Organizers estimate 5,000-6,000 people came through the gates of a mini-festival outside of Cervantes’ Masterpiece Ballroom that had 26th to 28th streets closed on Welton Street.
Boulder jam band Leftover Salmon played a 4:20 p.m. show at a temporary stage on the street as rappers Method Man and Redman celebrated inside at a near-capacity Cervantes’ Masterpiece Ballroom.
“People around the world are looking at Denver on this day that sense has come to drug policy,” said Leftover Salmon vocalist/guitarist Vince Herman, sitting in the basement of Denver Kush Club just before taking the stage at 4:20 p.m. “I feel really glad that we can have a role celebrating in the streets.”

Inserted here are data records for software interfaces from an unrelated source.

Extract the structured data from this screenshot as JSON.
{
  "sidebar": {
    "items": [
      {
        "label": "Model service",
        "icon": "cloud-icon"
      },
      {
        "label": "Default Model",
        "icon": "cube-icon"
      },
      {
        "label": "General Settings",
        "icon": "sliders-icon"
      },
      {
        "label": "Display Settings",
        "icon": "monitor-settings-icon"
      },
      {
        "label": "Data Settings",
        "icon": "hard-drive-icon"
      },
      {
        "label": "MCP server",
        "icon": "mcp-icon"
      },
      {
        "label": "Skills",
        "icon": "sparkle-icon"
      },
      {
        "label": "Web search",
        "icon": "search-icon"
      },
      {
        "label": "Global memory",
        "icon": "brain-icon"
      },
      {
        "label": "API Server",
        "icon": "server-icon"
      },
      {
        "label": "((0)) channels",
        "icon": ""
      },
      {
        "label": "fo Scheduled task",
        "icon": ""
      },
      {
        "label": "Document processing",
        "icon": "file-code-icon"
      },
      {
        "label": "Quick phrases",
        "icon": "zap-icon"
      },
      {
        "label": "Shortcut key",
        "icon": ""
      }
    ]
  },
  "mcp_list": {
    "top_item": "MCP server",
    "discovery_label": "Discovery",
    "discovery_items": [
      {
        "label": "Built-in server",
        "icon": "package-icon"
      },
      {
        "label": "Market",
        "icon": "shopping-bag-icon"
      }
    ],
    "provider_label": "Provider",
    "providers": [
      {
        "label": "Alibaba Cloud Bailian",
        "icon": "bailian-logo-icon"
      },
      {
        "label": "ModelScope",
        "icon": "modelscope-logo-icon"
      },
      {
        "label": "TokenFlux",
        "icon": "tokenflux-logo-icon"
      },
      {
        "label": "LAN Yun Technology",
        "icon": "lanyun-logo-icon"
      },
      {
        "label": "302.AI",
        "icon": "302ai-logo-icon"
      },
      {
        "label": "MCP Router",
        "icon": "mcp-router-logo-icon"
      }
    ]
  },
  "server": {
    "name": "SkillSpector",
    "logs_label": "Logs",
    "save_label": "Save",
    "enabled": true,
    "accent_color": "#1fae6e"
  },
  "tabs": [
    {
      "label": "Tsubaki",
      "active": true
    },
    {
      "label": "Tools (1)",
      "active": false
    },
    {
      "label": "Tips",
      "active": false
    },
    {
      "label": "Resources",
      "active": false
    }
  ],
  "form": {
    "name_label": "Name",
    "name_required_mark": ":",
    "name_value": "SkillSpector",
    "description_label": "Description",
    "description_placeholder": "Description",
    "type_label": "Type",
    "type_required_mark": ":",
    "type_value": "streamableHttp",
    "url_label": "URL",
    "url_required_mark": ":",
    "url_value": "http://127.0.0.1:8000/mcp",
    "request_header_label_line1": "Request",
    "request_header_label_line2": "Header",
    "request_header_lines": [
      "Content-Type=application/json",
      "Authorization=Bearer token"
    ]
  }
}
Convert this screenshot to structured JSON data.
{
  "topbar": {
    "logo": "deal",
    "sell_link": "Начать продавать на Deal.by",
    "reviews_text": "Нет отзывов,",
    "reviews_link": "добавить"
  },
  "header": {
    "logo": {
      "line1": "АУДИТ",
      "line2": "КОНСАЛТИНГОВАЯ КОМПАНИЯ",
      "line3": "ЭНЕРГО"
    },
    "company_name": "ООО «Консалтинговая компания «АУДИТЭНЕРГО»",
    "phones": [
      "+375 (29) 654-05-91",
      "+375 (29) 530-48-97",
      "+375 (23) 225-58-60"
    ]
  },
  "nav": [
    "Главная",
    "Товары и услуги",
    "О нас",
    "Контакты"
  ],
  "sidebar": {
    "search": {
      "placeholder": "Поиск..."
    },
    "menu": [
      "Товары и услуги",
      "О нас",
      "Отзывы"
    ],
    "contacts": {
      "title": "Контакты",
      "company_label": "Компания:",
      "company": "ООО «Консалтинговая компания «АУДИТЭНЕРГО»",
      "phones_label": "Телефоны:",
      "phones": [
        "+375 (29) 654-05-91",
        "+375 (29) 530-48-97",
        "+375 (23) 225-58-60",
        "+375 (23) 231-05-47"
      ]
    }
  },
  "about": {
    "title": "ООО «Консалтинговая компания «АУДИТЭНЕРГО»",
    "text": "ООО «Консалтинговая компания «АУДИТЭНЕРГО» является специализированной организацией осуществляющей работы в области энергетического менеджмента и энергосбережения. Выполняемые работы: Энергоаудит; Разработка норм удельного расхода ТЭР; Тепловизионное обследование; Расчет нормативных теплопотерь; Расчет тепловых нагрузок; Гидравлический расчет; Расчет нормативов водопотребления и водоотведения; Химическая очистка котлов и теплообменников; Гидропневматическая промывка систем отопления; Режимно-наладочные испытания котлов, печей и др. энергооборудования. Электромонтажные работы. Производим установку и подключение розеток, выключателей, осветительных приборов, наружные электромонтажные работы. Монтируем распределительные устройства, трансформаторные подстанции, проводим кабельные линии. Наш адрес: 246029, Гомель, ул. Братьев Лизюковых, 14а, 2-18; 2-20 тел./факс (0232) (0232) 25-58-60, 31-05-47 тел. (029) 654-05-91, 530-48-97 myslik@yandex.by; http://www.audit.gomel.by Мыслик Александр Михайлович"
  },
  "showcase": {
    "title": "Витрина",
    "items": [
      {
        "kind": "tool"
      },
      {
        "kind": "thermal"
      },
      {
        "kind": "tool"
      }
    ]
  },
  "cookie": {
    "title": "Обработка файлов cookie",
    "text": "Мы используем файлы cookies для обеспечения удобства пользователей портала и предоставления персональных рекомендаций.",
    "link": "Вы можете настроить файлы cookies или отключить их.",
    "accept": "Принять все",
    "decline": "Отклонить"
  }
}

Herman first heard of 4/20 in the late ’80s early ’90s from bikers in California.
“It’s a little piece of culture that people can feel they own, and we’re going to see more and more of it,” Herman said.
A bluegrass-focused jam band playing at the same event as a hip-hop act, Herman said is evidence of the different genres and cultures 4/20 brings to Denver.
“It’s a great indicator of the diversity of music in the Mile High City,” he said. “That’s what means it’s a live music scene and in that sense we have some Austin-like things going on. I think it’s a great thing.”
A line nearly two blocks long had formed just before the bands took the stage at 4:20 p.m. Some waited more than an hour to get into the event. Tents selling merchandise food and beer had been set up along the streets. Food trucks sold barbecue, vegan dishes, burgers and chips — some accepting “Tips or Nuggs” as gratuity.
Method Man and Redman were greeted by cheers and clouds of smoke inside Cervantes as the two Wu-Tang Clan-affiliated rappers took the stage at 4:20 p.m. Despite signs posted throughout the venue urging fans to not smoke indoors, the two rappers told the crowd to light their joints.
Matt Miller: email@example.com, @Official_MattM